I was recently asked why so few inline methods appear in my open source C++ code, such as SRecord or Tardy. There are two main reasons.

The first reason is that by using the inline keyword, you are second-guessing the compiler, a form of premature optimization. See the Quotes section of Program optimization on Wikipedia for some on-point and very pithy summaries of why this is bad. If I haven’t profiled it, I wont optimize it. Humans are bad at guessing where optimization is beneficial, including me.

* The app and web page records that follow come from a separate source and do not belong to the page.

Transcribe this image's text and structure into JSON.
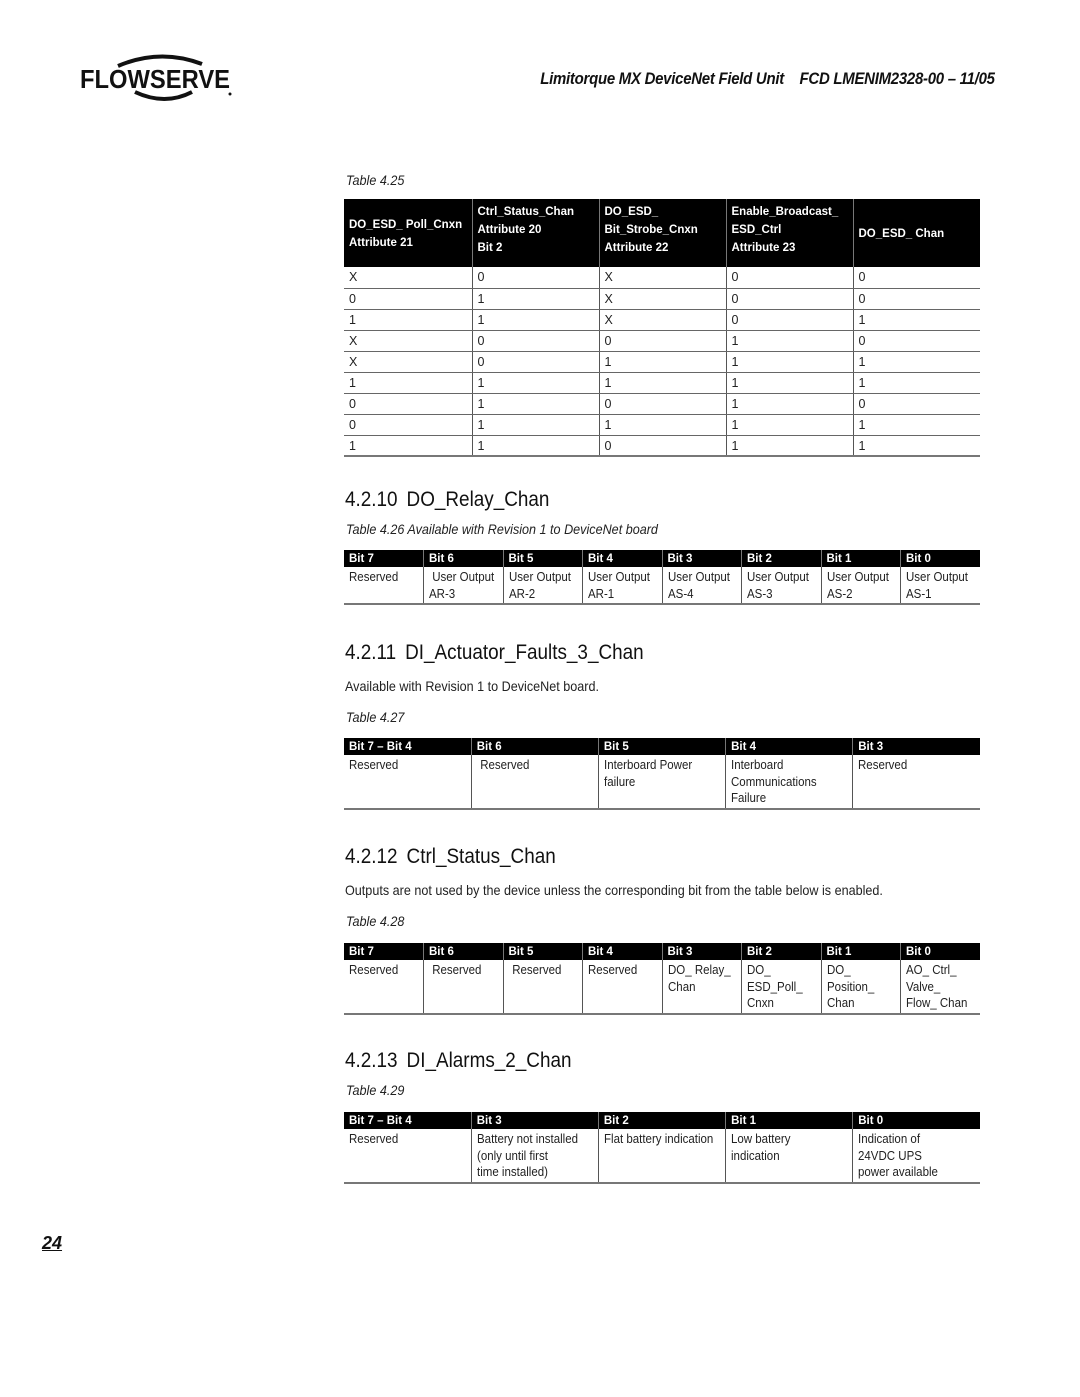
{
  "header": {
    "logo_text": "FLOWSERVE",
    "title": "Limitorque MX DeviceNet Field Unit    FCD LMENIM2328-00 – 11/05"
  },
  "table_4_25": {
    "caption": "Table 4.25",
    "headers": [
      {
        "line1": "DO_ESD_ Poll_Cnxn",
        "line2": "Attribute 21",
        "line3": ""
      },
      {
        "line1": "Ctrl_Status_Chan",
        "line2": "Attribute 20",
        "line3": "Bit 2"
      },
      {
        "line1": "DO_ESD_",
        "line2": "Bit_Strobe_Cnxn",
        "line3": "Attribute 22"
      },
      {
        "line1": "Enable_Broadcast_",
        "line2": "ESD_Ctrl",
        "line3": "Attribute 23"
      },
      {
        "line1": "DO_ESD_ Chan",
        "line2": "",
        "line3": ""
      }
    ],
    "rows": [
      [
        "X",
        "0",
        "X",
        "0",
        "0"
      ],
      [
        "0",
        "1",
        "X",
        "0",
        "0"
      ],
      [
        "1",
        "1",
        "X",
        "0",
        "1"
      ],
      [
        "X",
        "0",
        "0",
        "1",
        "0"
      ],
      [
        "X",
        "0",
        "1",
        "1",
        "1"
      ],
      [
        "1",
        "1",
        "1",
        "1",
        "1"
      ],
      [
        "0",
        "1",
        "0",
        "1",
        "0"
      ],
      [
        "0",
        "1",
        "1",
        "1",
        "1"
      ],
      [
        "1",
        "1",
        "0",
        "1",
        "1"
      ]
    ]
  },
  "section_4_2_10": {
    "number": "4.2.10",
    "title": "DO_Relay_Chan",
    "caption": "Table 4.26 Available with Revision 1 to DeviceNet board",
    "headers": [
      "Bit 7",
      "Bit 6",
      "Bit 5",
      "Bit 4",
      "Bit 3",
      "Bit 2",
      "Bit 1",
      "Bit 0"
    ],
    "cells": [
      [
        "Reserved",
        ""
      ],
      [
        " User Output",
        "AR-3"
      ],
      [
        "User Output",
        "AR-2"
      ],
      [
        "User Output",
        "AR-1"
      ],
      [
        "User Output",
        "AS-4"
      ],
      [
        "User Output",
        "AS-3"
      ],
      [
        "User Output",
        "AS-2"
      ],
      [
        "User Output",
        "AS-1"
      ]
    ]
  },
  "section_4_2_11": {
    "number": "4.2.11",
    "title": "DI_Actuator_Faults_3_Chan",
    "paragraph": "Available with Revision 1 to DeviceNet board.",
    "caption": "Table 4.27",
    "headers": [
      "Bit 7 – Bit 4",
      "Bit 6",
      "Bit 5",
      "Bit 4",
      "Bit 3"
    ],
    "cells": [
      [
        "Reserved",
        "",
        ""
      ],
      [
        " Reserved",
        "",
        ""
      ],
      [
        "Interboard Power",
        "failure",
        ""
      ],
      [
        "Interboard",
        "Communications",
        "Failure"
      ],
      [
        "Reserved",
        "",
        ""
      ]
    ]
  },
  "section_4_2_12": {
    "number": "4.2.12",
    "title": "Ctrl_Status_Chan",
    "paragraph": "Outputs are not used by the device unless the corresponding bit from the table below is enabled.",
    "caption": "Table 4.28",
    "headers": [
      "Bit 7",
      "Bit 6",
      "Bit 5",
      "Bit 4",
      "Bit 3",
      "Bit 2",
      "Bit 1",
      "Bit 0"
    ],
    "cells": [
      [
        "Reserved",
        "",
        ""
      ],
      [
        " Reserved",
        "",
        ""
      ],
      [
        " Reserved",
        "",
        ""
      ],
      [
        "Reserved",
        "",
        ""
      ],
      [
        "DO_ Relay_",
        "Chan",
        ""
      ],
      [
        "DO_",
        "ESD_Poll_",
        "Cnxn"
      ],
      [
        "DO_",
        "Position_",
        "Chan"
      ],
      [
        "AO_ Ctrl_",
        "Valve_",
        "Flow_ Chan"
      ]
    ]
  },
  "section_4_2_13": {
    "number": "4.2.13",
    "title": "DI_Alarms_2_Chan",
    "caption": "Table 4.29",
    "headers": [
      "Bit 7 – Bit 4",
      "Bit 3",
      "Bit 2",
      "Bit 1",
      "Bit 0"
    ],
    "cells": [
      [
        "Reserved",
        "",
        ""
      ],
      [
        "Battery not installed",
        "(only until first",
        "time installed)"
      ],
      [
        "Flat battery indication",
        "",
        ""
      ],
      [
        "Low battery",
        "indication",
        ""
      ],
      [
        "Indication of",
        "24VDC UPS",
        "power available"
      ]
    ]
  },
  "footer": {
    "page_number": "24"
  }
}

The second reason is that methods declared both inline and virtual are almost always pointless, because the compiler must “outline” the method so that it can place a pointer to it in the class vtable. There are very, very rare cases where the compiler can legally inline a virtual method, and you usually have to do it on purpose. I recall one embedded project where a single declaration was preceded by a 50 line comment, explaining why it was necessary, how it resulted in particular virtual inline methods being inlined, and why the performance benefit was justified.

Tagged |